Directions for this task:
Please find all lines in the data that hold the string "corporate" and copy them.

Input:
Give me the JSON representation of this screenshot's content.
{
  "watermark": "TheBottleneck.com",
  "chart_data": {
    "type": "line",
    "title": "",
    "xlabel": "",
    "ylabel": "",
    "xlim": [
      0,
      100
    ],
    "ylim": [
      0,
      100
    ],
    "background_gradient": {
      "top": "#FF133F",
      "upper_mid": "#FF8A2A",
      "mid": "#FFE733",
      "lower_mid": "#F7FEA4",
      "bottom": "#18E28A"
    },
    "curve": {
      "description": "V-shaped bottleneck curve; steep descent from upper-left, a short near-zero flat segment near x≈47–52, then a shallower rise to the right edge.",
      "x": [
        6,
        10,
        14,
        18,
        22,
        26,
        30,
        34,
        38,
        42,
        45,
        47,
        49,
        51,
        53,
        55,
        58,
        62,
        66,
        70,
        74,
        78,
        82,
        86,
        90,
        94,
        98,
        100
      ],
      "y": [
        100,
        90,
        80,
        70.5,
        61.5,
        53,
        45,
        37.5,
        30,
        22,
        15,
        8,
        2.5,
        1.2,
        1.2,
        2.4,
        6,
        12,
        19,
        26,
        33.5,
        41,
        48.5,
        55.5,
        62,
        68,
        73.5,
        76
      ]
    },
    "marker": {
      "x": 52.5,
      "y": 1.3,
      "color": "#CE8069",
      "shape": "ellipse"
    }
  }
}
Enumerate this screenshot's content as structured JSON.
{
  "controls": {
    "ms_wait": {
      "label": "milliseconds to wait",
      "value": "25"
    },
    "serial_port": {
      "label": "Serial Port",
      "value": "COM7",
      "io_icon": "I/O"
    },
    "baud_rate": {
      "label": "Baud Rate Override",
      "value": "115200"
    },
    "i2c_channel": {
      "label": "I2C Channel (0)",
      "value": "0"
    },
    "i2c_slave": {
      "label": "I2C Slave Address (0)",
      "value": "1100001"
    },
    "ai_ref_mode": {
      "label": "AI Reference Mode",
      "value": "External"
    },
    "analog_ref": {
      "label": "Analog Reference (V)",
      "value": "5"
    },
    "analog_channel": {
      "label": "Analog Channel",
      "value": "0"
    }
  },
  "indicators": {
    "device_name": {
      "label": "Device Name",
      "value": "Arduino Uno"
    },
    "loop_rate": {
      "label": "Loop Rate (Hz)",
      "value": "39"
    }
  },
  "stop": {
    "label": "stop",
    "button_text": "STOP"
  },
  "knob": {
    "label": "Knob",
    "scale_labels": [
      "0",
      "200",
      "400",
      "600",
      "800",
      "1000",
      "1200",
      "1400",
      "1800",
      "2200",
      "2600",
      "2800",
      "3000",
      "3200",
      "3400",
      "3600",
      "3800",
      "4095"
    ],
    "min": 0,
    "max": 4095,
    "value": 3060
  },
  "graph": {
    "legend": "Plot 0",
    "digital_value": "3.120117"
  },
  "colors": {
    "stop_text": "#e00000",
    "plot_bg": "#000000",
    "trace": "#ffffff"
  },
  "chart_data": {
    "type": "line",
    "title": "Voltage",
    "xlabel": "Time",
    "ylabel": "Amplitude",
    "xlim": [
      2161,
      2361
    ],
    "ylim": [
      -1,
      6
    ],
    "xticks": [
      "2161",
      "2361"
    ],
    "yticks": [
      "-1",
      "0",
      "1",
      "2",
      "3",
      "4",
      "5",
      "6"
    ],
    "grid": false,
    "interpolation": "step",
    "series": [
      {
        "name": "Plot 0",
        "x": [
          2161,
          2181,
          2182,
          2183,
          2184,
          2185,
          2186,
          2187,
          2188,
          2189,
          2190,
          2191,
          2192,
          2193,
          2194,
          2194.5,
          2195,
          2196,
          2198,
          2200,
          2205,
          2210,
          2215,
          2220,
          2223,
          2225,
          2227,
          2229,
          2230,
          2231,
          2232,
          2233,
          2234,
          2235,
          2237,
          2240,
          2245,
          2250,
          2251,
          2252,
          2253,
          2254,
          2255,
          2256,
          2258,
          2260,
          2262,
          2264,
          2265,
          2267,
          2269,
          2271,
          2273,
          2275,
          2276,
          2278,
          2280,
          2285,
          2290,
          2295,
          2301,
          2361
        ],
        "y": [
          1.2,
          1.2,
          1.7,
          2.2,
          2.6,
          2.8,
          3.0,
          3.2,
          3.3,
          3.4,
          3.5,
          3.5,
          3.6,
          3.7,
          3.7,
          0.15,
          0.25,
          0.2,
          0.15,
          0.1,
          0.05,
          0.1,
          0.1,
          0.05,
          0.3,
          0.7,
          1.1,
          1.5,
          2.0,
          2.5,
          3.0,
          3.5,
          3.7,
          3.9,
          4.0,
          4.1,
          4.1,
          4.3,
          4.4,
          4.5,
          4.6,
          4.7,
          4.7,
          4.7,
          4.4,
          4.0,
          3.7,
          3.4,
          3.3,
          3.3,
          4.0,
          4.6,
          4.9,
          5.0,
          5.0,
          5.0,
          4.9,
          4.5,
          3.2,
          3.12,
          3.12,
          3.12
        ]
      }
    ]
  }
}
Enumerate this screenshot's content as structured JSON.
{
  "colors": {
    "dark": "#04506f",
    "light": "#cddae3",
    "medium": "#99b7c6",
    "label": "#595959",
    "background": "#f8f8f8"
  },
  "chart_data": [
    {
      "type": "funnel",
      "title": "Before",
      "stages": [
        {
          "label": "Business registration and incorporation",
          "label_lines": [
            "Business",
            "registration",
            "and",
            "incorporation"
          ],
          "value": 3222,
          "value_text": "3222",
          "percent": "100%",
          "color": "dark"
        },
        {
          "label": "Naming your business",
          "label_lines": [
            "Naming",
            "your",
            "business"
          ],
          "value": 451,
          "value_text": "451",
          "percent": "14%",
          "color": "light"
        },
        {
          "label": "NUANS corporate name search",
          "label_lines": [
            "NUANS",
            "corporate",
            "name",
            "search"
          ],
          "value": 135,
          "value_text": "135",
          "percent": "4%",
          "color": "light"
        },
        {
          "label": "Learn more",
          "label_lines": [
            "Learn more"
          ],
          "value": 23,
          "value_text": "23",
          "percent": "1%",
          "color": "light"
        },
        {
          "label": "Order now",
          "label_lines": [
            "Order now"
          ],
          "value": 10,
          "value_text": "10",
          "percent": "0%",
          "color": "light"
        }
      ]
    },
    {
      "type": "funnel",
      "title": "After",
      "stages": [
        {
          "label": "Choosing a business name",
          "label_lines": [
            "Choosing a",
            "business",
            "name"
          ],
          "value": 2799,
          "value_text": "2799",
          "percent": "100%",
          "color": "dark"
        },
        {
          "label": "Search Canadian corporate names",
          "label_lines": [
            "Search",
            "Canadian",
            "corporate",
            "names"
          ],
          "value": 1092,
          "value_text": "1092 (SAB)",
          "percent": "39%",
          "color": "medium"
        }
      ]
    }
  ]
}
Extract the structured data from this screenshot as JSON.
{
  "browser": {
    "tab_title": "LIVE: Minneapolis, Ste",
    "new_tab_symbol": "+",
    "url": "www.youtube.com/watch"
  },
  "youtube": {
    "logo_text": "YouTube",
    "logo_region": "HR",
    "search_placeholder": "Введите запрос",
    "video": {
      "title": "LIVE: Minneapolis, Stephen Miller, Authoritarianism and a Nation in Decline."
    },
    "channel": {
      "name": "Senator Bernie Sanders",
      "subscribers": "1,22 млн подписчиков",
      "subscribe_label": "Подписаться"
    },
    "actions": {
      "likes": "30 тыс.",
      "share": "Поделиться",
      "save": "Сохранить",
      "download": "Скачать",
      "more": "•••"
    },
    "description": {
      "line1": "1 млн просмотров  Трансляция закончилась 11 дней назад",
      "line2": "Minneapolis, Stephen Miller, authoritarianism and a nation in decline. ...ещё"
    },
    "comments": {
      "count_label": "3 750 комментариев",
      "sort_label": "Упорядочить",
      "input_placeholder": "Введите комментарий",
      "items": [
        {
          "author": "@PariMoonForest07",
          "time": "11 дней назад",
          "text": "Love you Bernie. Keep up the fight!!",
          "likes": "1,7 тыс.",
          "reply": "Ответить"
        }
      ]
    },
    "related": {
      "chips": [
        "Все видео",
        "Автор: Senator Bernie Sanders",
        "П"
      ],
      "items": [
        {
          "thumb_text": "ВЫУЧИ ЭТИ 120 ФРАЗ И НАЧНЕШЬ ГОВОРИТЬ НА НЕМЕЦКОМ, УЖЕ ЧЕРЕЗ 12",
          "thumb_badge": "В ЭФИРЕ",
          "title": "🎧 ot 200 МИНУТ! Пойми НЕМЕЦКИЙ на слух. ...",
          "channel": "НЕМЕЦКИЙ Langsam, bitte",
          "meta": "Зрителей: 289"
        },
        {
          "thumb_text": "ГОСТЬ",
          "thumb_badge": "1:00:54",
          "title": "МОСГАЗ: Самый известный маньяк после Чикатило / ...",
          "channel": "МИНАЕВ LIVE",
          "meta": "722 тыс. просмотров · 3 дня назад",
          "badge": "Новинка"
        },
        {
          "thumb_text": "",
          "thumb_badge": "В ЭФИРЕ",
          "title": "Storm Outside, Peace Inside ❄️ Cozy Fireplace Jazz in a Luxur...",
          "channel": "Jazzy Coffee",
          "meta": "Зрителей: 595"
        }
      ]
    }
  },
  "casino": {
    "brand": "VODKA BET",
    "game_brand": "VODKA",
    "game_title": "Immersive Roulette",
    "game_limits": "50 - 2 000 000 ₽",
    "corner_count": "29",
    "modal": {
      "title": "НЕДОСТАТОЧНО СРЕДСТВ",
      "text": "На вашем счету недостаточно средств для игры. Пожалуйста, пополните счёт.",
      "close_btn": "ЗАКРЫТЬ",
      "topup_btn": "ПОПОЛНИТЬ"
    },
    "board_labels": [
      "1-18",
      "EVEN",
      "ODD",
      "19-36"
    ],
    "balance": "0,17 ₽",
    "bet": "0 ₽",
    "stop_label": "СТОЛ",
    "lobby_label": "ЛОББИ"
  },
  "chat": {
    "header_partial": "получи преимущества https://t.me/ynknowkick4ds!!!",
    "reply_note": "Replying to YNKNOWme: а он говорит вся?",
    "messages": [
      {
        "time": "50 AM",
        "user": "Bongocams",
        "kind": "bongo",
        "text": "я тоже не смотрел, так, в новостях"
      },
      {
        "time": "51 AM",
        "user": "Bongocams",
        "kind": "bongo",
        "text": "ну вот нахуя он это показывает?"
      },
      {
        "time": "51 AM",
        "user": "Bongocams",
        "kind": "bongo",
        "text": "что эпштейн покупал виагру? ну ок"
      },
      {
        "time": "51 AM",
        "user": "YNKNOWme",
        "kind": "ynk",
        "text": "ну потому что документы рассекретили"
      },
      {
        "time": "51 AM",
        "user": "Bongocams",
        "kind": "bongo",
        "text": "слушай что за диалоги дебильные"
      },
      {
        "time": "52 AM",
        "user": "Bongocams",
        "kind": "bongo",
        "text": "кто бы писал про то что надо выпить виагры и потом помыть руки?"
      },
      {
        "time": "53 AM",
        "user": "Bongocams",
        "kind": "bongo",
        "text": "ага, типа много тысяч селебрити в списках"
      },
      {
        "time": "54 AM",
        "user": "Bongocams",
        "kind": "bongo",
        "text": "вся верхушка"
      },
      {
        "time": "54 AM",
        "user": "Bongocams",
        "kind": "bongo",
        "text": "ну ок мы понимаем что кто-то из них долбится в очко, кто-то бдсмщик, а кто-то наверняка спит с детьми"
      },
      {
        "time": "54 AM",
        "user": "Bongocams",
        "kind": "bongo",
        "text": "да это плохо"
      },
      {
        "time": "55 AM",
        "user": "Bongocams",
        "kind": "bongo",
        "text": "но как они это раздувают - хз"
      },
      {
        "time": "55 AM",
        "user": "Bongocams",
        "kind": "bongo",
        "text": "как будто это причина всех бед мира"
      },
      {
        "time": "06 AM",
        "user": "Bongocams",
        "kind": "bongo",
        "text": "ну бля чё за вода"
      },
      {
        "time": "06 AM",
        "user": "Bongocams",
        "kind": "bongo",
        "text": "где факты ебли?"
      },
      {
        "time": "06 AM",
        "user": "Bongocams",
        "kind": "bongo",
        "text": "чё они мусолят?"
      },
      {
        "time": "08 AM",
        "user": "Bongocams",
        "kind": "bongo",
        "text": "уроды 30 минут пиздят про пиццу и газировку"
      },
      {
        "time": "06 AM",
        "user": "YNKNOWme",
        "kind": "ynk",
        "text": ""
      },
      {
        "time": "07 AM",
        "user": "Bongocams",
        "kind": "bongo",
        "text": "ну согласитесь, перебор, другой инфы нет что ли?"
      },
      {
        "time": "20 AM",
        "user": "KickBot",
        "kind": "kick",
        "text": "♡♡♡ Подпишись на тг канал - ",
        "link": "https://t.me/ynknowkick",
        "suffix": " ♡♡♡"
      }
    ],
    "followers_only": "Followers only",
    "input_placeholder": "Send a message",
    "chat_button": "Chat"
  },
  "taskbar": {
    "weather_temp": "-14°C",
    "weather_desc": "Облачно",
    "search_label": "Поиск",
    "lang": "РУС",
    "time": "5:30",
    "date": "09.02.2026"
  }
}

Your solution:
          "label": "NUANS corporate name search",
            "corporate",
          "label": "Search Canadian corporate names",
            "corporate",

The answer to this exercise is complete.